**THE DATA**:
*** Begin section ***

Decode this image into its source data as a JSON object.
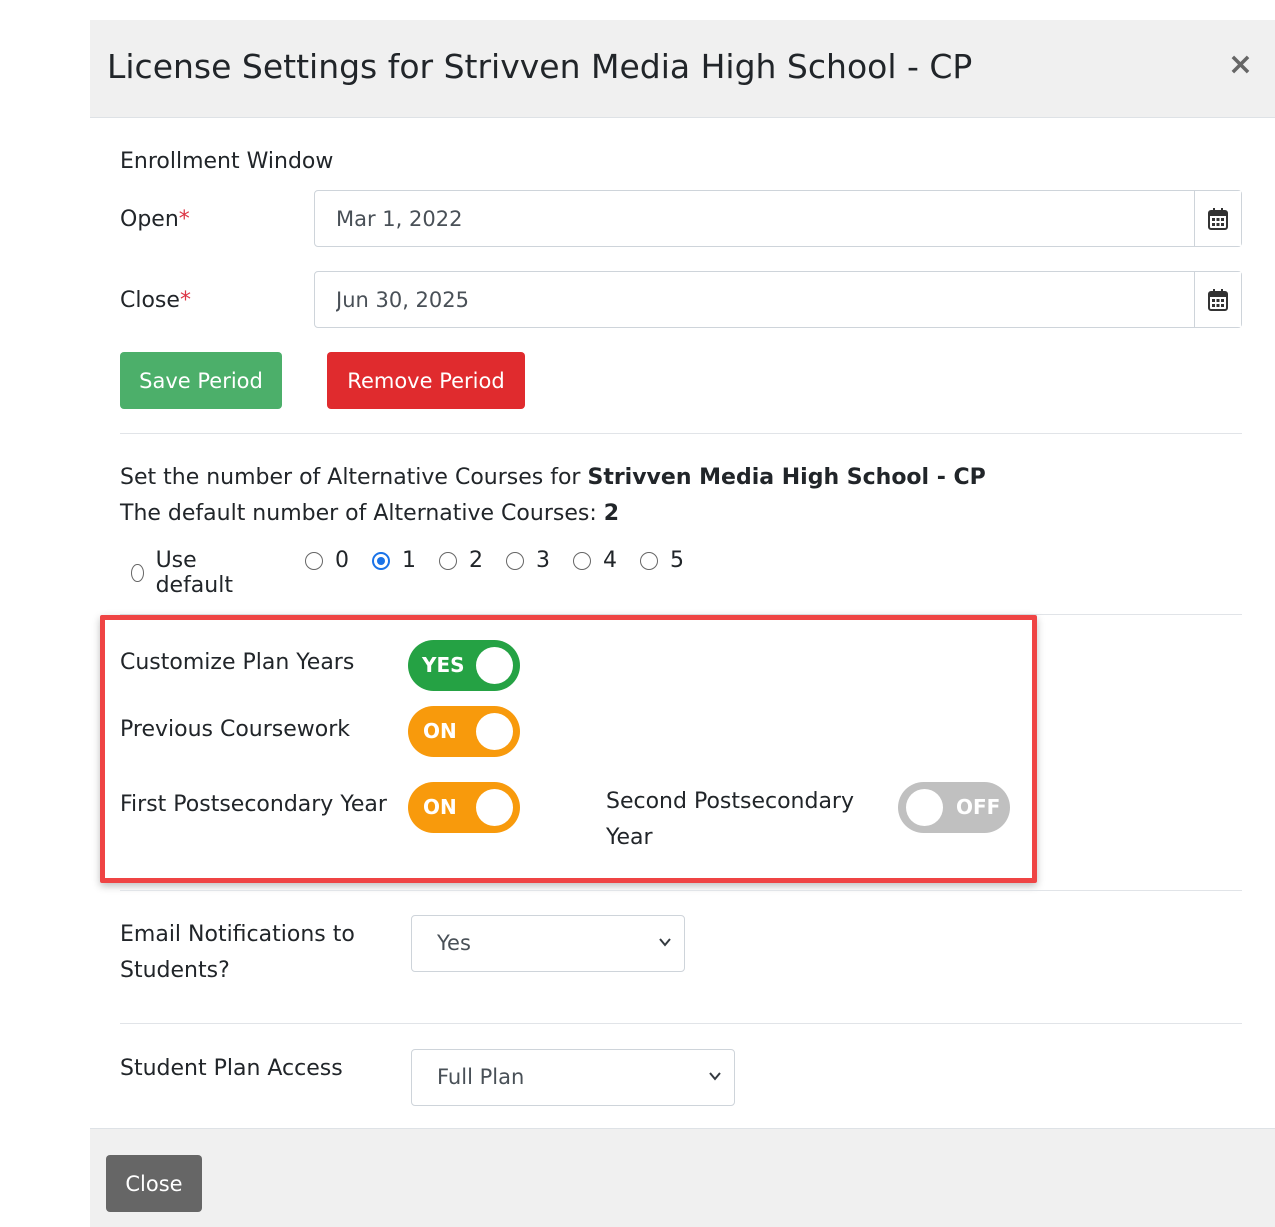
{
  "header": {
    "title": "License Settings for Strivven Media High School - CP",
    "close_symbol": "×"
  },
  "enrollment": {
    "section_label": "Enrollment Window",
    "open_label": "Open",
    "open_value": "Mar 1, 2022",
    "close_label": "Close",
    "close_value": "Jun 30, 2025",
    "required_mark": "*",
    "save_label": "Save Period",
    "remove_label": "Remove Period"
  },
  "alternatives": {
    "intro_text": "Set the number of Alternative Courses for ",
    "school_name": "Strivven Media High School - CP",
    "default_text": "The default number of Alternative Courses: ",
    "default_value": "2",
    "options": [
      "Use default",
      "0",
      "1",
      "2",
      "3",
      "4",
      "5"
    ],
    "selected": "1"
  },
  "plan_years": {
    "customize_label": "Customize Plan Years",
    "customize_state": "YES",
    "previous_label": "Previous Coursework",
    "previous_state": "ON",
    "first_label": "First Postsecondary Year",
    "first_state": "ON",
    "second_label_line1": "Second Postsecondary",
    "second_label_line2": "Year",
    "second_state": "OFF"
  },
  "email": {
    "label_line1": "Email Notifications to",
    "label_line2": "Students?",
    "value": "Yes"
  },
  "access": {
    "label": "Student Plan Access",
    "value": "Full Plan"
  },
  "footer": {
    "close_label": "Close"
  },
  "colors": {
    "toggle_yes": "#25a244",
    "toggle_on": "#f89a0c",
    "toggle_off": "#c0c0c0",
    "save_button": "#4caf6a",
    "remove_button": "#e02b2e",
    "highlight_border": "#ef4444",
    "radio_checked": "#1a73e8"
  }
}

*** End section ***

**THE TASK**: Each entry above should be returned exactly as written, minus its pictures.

**ANSWER BOX**:
Decode this image into its source data as a JSON object.
{
  "header": {
    "title": "License Settings for Strivven Media High School - CP",
    "close_symbol": "×"
  },
  "enrollment": {
    "section_label": "Enrollment Window",
    "open_label": "Open",
    "open_value": "Mar 1, 2022",
    "close_label": "Close",
    "close_value": "Jun 30, 2025",
    "required_mark": "*",
    "save_label": "Save Period",
    "remove_label": "Remove Period"
  },
  "alternatives": {
    "intro_text": "Set the number of Alternative Courses for ",
    "school_name": "Strivven Media High School - CP",
    "default_text": "The default number of Alternative Courses: ",
    "default_value": "2",
    "options": [
      "Use default",
      "0",
      "1",
      "2",
      "3",
      "4",
      "5"
    ],
    "selected": "1"
  },
  "plan_years": {
    "customize_label": "Customize Plan Years",
    "customize_state": "YES",
    "previous_label": "Previous Coursework",
    "previous_state": "ON",
    "first_label": "First Postsecondary Year",
    "first_state": "ON",
    "second_label_line1": "Second Postsecondary",
    "second_label_line2": "Year",
    "second_state": "OFF"
  },
  "email": {
    "label_line1": "Email Notifications to",
    "label_line2": "Students?",
    "value": "Yes"
  },
  "access": {
    "label": "Student Plan Access",
    "value": "Full Plan"
  },
  "footer": {
    "close_label": "Close"
  },
  "colors": {
    "toggle_yes": "#25a244",
    "toggle_on": "#f89a0c",
    "toggle_off": "#c0c0c0",
    "save_button": "#4caf6a",
    "remove_button": "#e02b2e",
    "highlight_border": "#ef4444",
    "radio_checked": "#1a73e8"
  }
}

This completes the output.